(Beginning of GIVEN RECORDS)
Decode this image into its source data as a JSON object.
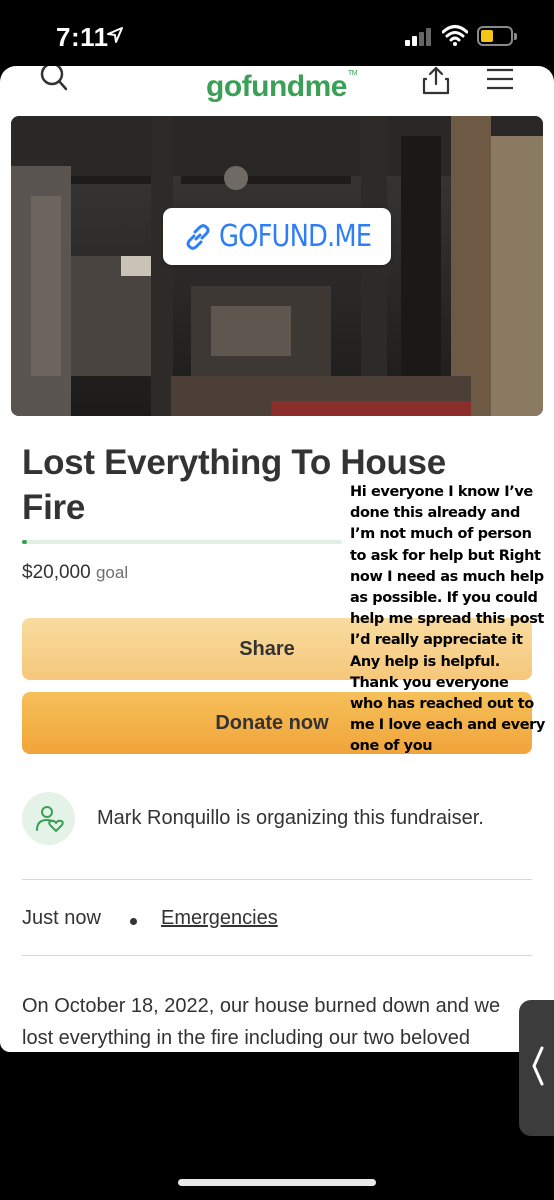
{
  "status_bar": {
    "time": "7:11",
    "icons": [
      "location-arrow-icon",
      "signal-icon",
      "wifi-icon",
      "battery-icon"
    ],
    "battery_color": "#f5c518"
  },
  "header": {
    "logo": "gofundme",
    "logo_tm": "TM",
    "icons": [
      "search-icon",
      "share-icon",
      "menu-icon"
    ]
  },
  "hero": {
    "sticker_text": "GOFUND.ME",
    "sticker_icon": "link-icon"
  },
  "campaign": {
    "title": "Lost Everything To House Fire",
    "amount": "$20,000",
    "goal_word": "goal",
    "progress_fraction": 0.01
  },
  "buttons": {
    "share": "Share",
    "donate": "Donate now"
  },
  "overlay_note": {
    "lines": [
      "Hi everyone I know I’ve",
      "done this already and",
      "I’m not much of person",
      "to ask for help but Right",
      "now I need as much help",
      "as possible.  If you could",
      "help me spread this post",
      "I’d really appreciate it",
      "Any help is helpful.",
      "Thank you everyone",
      "who has reached out to",
      "me I love each and every",
      "one of you"
    ]
  },
  "organizer": {
    "text": "Mark Ronquillo is organizing this fundraiser.",
    "icon": "organizer-heart-icon"
  },
  "meta": {
    "time": "Just now",
    "category": "Emergencies"
  },
  "story": {
    "lines": [
      "On October 18, 2022, our house burned down and we",
      "lost everything in the fire including our two beloved"
    ]
  },
  "colors": {
    "brand_green": "#3aa055",
    "share_button": "#f6c77a",
    "donate_button": "#f1a43a",
    "link_blue": "#2f7ef6"
  }
}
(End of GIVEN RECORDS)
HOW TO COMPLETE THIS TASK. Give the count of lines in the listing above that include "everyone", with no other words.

RESPONSE FOR THIS EXERCISE. 2